“Key to Success – When playing outside Asia, score more than 280, since India loses 73% of the matches defending lower scores”.
I was immediately mesmerized by this kind of definitive predictions before each innings of the Cricket World Cup matches on ESPN. While I marveled the data science behind this, my thoughts wandered back to the early days of cricket statistics provided by Wisden.
Since first appearing in early 1800’s to almost until 1980’s, when the first One Day Internationals were played, the Wisden’s yearly publication of facts and figures was the only source of curated cricketing data. And this served its purpose well; it allowed bookies and patrons determine player batting averages and determining the betting odds!
As cricket game shortened from five days to one, so did the need to wait for statistics. By the 1980’s one had access to cricket information as the batsman walked in to bat – how many centuries, how many matches, batting average, number of ducks scores etc., were displayed on television sets all over. This served it purpose to infuse interest and excitement to the modern game.

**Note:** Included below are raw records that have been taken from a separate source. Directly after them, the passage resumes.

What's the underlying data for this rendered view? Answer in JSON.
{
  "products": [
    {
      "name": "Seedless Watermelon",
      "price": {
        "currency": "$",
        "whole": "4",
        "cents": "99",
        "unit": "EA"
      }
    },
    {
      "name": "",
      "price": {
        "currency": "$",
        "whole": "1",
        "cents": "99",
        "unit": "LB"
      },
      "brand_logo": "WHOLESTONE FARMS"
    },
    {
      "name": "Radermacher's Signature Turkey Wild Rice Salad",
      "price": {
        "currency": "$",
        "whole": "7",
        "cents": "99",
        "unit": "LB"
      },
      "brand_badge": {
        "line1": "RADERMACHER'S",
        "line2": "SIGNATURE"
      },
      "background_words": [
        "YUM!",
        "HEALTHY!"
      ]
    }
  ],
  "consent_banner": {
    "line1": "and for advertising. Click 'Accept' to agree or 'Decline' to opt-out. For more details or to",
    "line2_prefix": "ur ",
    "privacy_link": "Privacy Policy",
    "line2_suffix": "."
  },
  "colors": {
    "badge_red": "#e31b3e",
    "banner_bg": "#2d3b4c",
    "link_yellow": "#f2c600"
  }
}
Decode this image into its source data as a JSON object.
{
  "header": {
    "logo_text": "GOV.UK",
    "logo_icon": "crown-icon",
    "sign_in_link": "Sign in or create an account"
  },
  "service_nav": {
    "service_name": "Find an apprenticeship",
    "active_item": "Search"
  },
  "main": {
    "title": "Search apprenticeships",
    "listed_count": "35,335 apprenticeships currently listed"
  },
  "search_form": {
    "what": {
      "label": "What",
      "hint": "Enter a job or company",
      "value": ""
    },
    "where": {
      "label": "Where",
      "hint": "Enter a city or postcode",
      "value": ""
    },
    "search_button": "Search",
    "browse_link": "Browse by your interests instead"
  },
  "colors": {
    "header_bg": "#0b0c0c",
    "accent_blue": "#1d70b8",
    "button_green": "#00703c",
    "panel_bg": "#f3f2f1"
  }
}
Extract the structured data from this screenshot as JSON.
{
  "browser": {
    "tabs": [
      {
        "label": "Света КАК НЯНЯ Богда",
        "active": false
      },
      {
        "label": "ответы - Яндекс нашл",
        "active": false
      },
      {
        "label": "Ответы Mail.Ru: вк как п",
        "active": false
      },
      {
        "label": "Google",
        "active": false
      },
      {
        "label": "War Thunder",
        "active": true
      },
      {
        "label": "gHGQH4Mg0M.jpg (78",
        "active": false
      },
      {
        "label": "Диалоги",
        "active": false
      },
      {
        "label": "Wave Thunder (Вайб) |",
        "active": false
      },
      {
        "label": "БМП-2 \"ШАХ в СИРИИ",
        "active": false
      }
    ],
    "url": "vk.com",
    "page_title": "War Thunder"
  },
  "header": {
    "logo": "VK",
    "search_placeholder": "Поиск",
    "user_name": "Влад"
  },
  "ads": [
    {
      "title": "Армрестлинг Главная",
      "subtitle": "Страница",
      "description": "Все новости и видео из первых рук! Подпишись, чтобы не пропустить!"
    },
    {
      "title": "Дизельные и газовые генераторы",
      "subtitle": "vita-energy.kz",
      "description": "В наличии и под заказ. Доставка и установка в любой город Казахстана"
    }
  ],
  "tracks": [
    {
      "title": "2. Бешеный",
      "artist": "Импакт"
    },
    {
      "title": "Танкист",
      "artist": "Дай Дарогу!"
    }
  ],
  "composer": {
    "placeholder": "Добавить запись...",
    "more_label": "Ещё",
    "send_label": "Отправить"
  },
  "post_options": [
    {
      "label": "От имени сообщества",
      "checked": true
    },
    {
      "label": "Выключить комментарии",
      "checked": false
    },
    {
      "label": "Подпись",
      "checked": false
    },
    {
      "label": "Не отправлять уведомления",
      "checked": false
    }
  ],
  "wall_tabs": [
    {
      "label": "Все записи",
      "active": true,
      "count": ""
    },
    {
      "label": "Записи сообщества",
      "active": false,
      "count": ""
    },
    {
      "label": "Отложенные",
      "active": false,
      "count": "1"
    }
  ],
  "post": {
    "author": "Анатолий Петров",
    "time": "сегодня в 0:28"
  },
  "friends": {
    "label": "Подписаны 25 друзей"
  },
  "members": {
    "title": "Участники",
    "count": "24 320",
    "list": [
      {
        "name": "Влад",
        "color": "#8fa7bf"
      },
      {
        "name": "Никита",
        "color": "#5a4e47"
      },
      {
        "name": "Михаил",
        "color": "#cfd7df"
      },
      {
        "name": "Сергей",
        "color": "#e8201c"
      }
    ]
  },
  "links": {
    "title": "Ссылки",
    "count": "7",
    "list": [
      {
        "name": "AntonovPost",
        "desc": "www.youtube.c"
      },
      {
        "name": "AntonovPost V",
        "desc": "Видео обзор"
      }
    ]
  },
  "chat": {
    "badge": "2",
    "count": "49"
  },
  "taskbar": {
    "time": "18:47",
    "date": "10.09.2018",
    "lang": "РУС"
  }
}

Along with the aggressive Australian style of play, came the need for aggressive responses. Static information gave way to actionable insights in the 1990’s. As the match progresses, one was treated to an array of graphical analysis – Manhattans (histograms), Worms (line graphs), that showed information ball-by-ball, run-by-run and wicket-by-wicket. Was the team chasing making as many runs per over as the opposition had? Should they send in a pinch hitter? Were they losing too many wickets? Should they send in someone to steady the innings? Was the run rate too high, must the fielding side bring back the seamers? Actionable insights provided captains and arm-chair experts the information needed to turn the game!
Come 2015, actionable insights is barely enough; armed with terabytes of data from cricket matches played on every continent and every condition against every opposition, captains and viewers alike now have the keys to successes, long before the match is played. This allows captains to select the right opening pair, the right batsman to bowler combination, and select the appropriate playing eleven – not based on instinct alone, but backed by data.
Later this year, I saw similar predictive analytics applied to other sports including the Wimbledon and the US Open. However, I suspect no one predicted Serena’s loss!
If this is what predictive data analytics can do for sport, imagine what it can do for your business! Does it help to know when a customer is likely to buy and what he/she is likely to buy? Can you plan your procurement processes against this insight? If you knew that you were about to have an unhappy customer, what would you differently?
Importantly, now that you have the predictive insights, are your business processes agile and nimble to adapt and respond?